Title: Captain Moxley and the Embers of the Empire by Dan Hanks
Published by Angry Robot
Published: September 8th 2020
Genres: Historical, Fantasy, Fiction
Format: Mass Market
Buy: Bookshop(afflilate link)
An ex-Spitfire pilot is dragged into a race against a shadowy government agency to unlock the secrets of the lost empire of Atlantis...
In post-war 1952, the good guys are supposed to have won. But not everything is as it seems when ex-Spitfire pilot Captain Samantha Moxley is dragged into a fight against the shadowy US government agency she used to work for. Now, with former Nazis and otherworldly monsters on her trail, Captain Moxley is forced into protecting her archaeologist sister in a race to retrieve two ancient keys that will unlock the secrets of a long-lost empire - to ensure a civilisation-destroying weapon doesn't fall into the wrong hands. But what will she have to sacrifice to save the world?
It felt like those in the west had a talent for skipping straight out of one war and into another, as though they had a lust for it, while the locals would be left to clean it up when they had gone. More and more, the glorious ideas of “Empire” were revealed to be nothing more than fancy dressing when you saw the realities of those who came to suffer beneath its polished boots, blinkered ambition, and secret agendas.
Dan Hanks’s Captain Moxley and the Embers of the Empire is a action-packed adventure that reminded me a lot of a cross between Marvel’s Captain America and the Indiana Jones universe with a dash of The Mummy and National Treasure. Captain Moxley is a take-no-shit heroine who races to protect her sister from a shady section of the United States government involving Nazis, genetically modified beings, and aliens? Yes, this novel is incredibly pulpy and uses a lot of familiar tropes to the genre, but it’s a page-turner with a lot of heart and a lot of insight that made me want to see where Captain Moxley was headed.
One of the things I liked the most about this was that Hanks does explore colonialism and the “empire” in archeological history and what that means for everyone involved. It’s an important conversation to have when we consider how many, if not all, of the artifacts of our museums come from colonialist “exploration.” I loved the dynamic between Samantha and her sister Jessica, and I thought the balance of being a protective sibling while also learning to let the other make choices because she’s her own person was well done. I also loved the genderbent characters and how those flips toyed with the genre’s tropes and expectations. Even though I took my time reading it (thirty minutes for lunch only leaves for bite-sized reading sprints), I found it easy to follow and compulsively readable with a lot of fun surprises throughout. It’s pulp fiction at its best and pulls in so much of what I like reading in genre fiction and making it new, too.

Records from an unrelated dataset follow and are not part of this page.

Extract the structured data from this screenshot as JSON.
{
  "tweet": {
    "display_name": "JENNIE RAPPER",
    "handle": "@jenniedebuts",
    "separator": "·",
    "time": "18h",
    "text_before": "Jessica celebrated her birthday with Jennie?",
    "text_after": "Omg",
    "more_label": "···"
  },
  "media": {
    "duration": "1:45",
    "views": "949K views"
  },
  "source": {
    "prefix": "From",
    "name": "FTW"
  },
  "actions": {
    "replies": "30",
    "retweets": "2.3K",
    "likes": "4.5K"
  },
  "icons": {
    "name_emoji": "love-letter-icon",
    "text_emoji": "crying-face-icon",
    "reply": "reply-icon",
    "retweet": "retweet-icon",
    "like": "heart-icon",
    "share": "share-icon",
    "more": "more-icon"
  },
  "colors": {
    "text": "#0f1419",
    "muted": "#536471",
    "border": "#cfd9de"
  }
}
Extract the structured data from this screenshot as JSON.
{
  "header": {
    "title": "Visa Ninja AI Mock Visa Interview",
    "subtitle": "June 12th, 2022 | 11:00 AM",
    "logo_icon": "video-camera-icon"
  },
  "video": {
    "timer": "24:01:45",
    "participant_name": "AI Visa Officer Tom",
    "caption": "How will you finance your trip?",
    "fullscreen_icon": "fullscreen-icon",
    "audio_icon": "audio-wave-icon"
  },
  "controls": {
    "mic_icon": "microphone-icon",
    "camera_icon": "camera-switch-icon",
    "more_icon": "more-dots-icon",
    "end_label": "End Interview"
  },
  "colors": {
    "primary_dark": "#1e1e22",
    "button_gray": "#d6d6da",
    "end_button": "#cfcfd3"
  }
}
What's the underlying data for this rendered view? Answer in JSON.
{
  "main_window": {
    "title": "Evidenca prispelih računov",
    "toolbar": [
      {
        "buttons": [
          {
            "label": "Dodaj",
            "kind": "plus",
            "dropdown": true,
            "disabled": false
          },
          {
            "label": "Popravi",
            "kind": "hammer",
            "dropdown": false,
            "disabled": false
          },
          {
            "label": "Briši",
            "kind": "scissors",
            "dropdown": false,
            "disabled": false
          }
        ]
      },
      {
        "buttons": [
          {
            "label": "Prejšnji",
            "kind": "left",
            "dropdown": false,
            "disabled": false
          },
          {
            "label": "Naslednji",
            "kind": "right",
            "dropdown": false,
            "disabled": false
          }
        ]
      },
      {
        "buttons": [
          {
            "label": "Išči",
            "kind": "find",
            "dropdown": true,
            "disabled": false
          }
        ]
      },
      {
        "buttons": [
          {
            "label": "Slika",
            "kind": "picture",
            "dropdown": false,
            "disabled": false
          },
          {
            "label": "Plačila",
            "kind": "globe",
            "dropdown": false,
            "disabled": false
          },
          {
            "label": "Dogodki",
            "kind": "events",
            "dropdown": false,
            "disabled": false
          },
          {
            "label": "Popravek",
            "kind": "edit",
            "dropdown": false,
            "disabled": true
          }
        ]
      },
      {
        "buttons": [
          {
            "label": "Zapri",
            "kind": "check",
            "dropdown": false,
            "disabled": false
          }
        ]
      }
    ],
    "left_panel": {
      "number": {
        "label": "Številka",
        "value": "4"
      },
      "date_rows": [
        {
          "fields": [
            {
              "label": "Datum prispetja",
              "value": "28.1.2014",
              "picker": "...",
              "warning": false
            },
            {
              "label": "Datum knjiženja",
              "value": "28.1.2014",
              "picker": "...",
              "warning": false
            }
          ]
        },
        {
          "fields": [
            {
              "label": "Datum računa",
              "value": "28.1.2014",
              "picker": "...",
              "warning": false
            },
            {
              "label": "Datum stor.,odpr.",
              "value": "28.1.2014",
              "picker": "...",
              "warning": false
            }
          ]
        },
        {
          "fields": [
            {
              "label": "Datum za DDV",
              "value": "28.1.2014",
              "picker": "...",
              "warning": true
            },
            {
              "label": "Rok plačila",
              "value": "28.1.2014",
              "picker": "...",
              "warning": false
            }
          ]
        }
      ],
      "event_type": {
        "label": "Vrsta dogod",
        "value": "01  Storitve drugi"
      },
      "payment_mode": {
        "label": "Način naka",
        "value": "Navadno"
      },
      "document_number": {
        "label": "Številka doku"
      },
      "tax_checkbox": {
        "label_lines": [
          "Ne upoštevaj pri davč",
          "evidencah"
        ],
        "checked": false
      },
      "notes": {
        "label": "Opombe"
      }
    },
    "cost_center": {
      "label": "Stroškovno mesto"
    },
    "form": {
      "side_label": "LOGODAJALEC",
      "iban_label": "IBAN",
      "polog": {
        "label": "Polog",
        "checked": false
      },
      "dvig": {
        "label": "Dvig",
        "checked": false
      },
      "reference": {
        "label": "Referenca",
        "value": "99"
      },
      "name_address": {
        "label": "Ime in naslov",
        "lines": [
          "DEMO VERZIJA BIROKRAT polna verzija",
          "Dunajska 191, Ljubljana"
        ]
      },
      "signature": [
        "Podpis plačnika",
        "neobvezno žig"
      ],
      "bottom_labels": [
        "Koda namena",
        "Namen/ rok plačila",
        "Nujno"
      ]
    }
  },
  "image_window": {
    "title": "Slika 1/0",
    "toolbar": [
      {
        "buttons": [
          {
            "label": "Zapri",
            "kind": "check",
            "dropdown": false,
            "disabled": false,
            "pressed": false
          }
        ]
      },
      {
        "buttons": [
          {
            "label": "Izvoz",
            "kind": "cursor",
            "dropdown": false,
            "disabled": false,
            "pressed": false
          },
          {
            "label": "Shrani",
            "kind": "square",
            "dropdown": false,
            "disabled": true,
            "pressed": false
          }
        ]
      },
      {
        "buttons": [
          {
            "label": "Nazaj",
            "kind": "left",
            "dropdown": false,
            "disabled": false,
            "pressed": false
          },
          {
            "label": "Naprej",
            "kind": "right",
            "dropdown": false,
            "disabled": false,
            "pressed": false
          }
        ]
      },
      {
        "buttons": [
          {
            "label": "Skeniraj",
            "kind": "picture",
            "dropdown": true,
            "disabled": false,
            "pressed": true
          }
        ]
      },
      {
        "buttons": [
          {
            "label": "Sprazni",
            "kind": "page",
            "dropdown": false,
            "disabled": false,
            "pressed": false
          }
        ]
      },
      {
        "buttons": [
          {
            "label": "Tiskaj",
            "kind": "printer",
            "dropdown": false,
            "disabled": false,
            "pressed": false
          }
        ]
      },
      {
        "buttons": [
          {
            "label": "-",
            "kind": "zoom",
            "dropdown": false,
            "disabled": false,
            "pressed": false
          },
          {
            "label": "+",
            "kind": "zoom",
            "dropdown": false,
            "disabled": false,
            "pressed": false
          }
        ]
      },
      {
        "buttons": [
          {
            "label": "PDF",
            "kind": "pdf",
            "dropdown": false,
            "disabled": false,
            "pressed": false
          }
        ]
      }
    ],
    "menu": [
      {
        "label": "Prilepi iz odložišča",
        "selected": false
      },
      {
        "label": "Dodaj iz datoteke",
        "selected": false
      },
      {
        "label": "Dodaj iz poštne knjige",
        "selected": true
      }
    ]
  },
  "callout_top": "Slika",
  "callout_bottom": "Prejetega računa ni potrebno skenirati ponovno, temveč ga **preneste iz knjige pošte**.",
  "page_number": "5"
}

This book feels like an action-adventure film or even a video game, and once you’ve strapped yourself in, you’re in for a ride. There are a few anachronisms, mostly in the use of language, but in the scope of the novel, it’s not entirely noticeable at all in the midst of it all. Because it’s so cinematic, I think these anachronisms are to be expected. But if that sort of thing bothers you, then it’s something to be aware of!
I really hope to see more from Hanks and this world he’s created with Captain Moxley, and this ends with a set-up for a sequel, so I hope there’s one coming out in the future! I’d love to see how Captain Moxley continues to handle her relationship with her sister and the discovery/exploration of Atlantis and everything else that has come with finding those amulets and the Hall of Records.
Thank you to Angry Robot for sending me a complimentary copy of this book to review and feature! All opinions are my own.